YOUR TASK
Scan the listing below and copy every line holding "dartz".

RECORDS FOR THIS EXERCISE

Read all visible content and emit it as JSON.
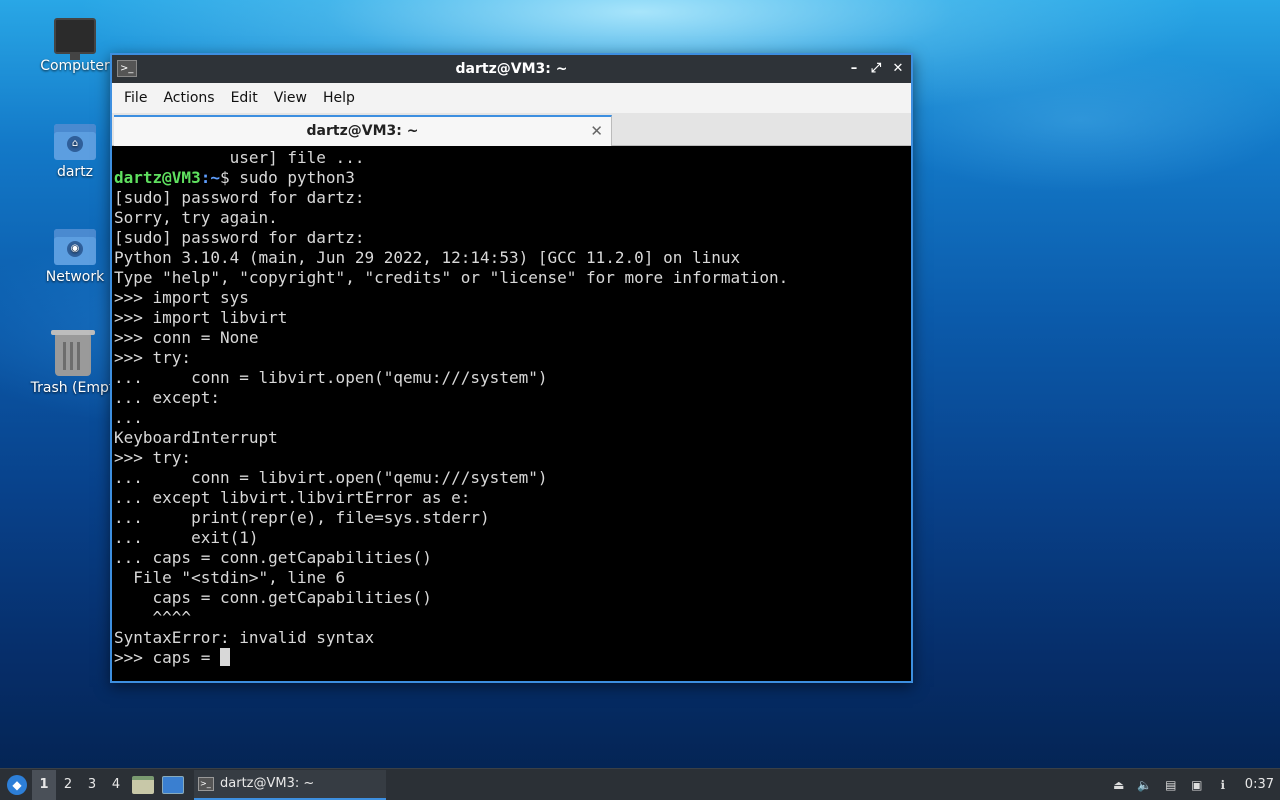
{
  "desktop": {
    "icons": [
      {
        "label": "Computer",
        "icon": "computer-icon"
      },
      {
        "label": "dartz",
        "icon": "home-folder-icon"
      },
      {
        "label": "Network",
        "icon": "network-folder-icon"
      },
      {
        "label": "Trash (Empt",
        "icon": "trash-icon"
      }
    ]
  },
  "window": {
    "title": "dartz@VM3: ~",
    "controls": {
      "minimize": "–",
      "maximize": "⤢",
      "close": "✕"
    },
    "menu": [
      "File",
      "Actions",
      "Edit",
      "View",
      "Help"
    ],
    "tab": {
      "label": "dartz@VM3: ~",
      "close": "✕"
    }
  },
  "terminal": {
    "lines": [
      "            user] file ...",
      "PROMPT",
      "[sudo] password for dartz:",
      "Sorry, try again.",
      "[sudo] password for dartz:",
      "Python 3.10.4 (main, Jun 29 2022, 12:14:53) [GCC 11.2.0] on linux",
      "Type \"help\", \"copyright\", \"credits\" or \"license\" for more information.",
      ">>> import sys",
      ">>> import libvirt",
      ">>> conn = None",
      ">>> try:",
      "...     conn = libvirt.open(\"qemu:///system\")",
      "... except:",
      "...",
      "KeyboardInterrupt",
      ">>> try:",
      "...     conn = libvirt.open(\"qemu:///system\")",
      "... except libvirt.libvirtError as e:",
      "...     print(repr(e), file=sys.stderr)",
      "...     exit(1)",
      "... caps = conn.getCapabilities()",
      "  File \"<stdin>\", line 6",
      "    caps = conn.getCapabilities()",
      "    ^^^^",
      "SyntaxError: invalid syntax",
      "CURRENT"
    ],
    "prompt": {
      "user": "dartz@VM3",
      "sep": ":",
      "path": "~",
      "symbol": "$",
      "command": " sudo python3"
    },
    "current_input": ">>> caps = "
  },
  "taskbar": {
    "workspaces": [
      "1",
      "2",
      "3",
      "4"
    ],
    "active_workspace": "1",
    "task": {
      "label": "dartz@VM3: ~"
    },
    "clock": "0:37"
  }
}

ANSWER FOR THIS EXERCISE
        "label": "dartz",
    "title": "dartz@VM3: ~",
      "label": "dartz@VM3: ~",
      "[sudo] password for dartz:",
      "[sudo] password for dartz:",
      "user": "dartz@VM3",
      "label": "dartz@VM3: ~"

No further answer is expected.